I remember another time shortly after Ron and I were married. We had begun saving our money almost immediately to travel through Europe. We set out in a camper we bought in Germany and headed where the wind blew. Borders back then were tightly monitored. But we had nothing to fear. We were young and in love and, if push came to shove, we could charm people into submission with our quick wit and smiles. (Did I mention we were deluded into thinking love conquers all?)
Setting up housekeeping in our used VW Camper.“Hey “Ron, my mom’s coming for a visit!”
Life for us was smooth until we arrived at the border crossing of Bulgaria. We thought we had properly followed the traffic directions following the circle-around thing. But we ended up entering the wrong way and cutting in line. This ticked off the Bulgarian Border Patrol, and one guard in particular, was suspicious of our German tag.
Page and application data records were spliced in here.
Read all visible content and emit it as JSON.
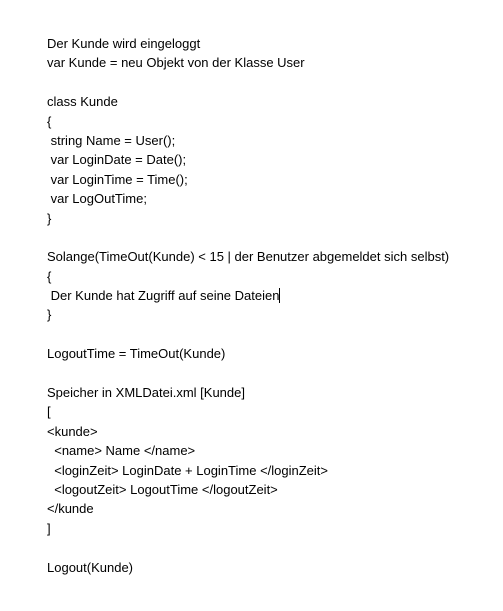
{
  "document": {
    "lines": [
      "Der Kunde wird eingeloggt",
      "var Kunde = neu Objekt von der Klasse User",
      "",
      "class Kunde",
      "{",
      " string Name = User();",
      " var LoginDate = Date();",
      " var LoginTime = Time();",
      " var LogOutTime;",
      "}",
      "",
      "Solange(TimeOut(Kunde) < 15 | der Benutzer abgemeldet sich selbst)",
      "{",
      " Der Kunde hat Zugriff auf seine Dateien",
      "}",
      "",
      "LogoutTime = TimeOut(Kunde)",
      "",
      "Speicher in XMLDatei.xml [Kunde]",
      "[",
      "<kunde>",
      "  <name> Name </name>",
      "  <loginZeit> LoginDate + LoginTime </loginZeit>",
      "  <logoutZeit> LogoutTime </logoutZeit>",
      "</kunde",
      "]",
      "",
      "Logout(Kunde)"
    ]
  }
}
He approached the car ready for war. Always playing ‘Miss Congeniality,’ I rolled down my window to give him my best smile and sweetest voice. This has worked for me before in America.
In Bulgaria, not so much.
This guy went ballistic, and began screaming at me: “Turks! Turks!” And with one fell swoop, he reached through the window and knocked the sweet smile right off my face, breaking my glasses and bloodying my temple.
Most women would shed a tear at this point. But never having been one to back off, I got angry, grabbed his tie and jerked it off him. Ron, unaware of all of this, drove around to the proper position. Within moments, the guards were running to us in our camper, demanding passports and a tie. The moment the passports were produced, the climate changed dramatically.
Attila the Bulgarian Hun was joined by the rest of the guard dripping apologies all over Ron and I. We’d never seen anything like it. “Americans, Americans,” they exclaimed. In no time, we were escorted to ‘the head of the line,’ offered more apologies, muttering that they thought we were Turks, and gently provided us with a bloodless escort across the border.
I’m an American!
I’ve really done nothing to deserve this privilege of carrying the book of magic — the American Passport. And in addition, I am allowed to vote, own land, travel freely and say what I think. Punching isn’t included in my ‘inalienable rights.’
When you travel, you might want to reconsider getting into any fights with border guards. They don’t like it much when you rip their clothes off.
But if you insist, flash them your Book of Magic first!
PS – I apologized and returned Attila’s tie!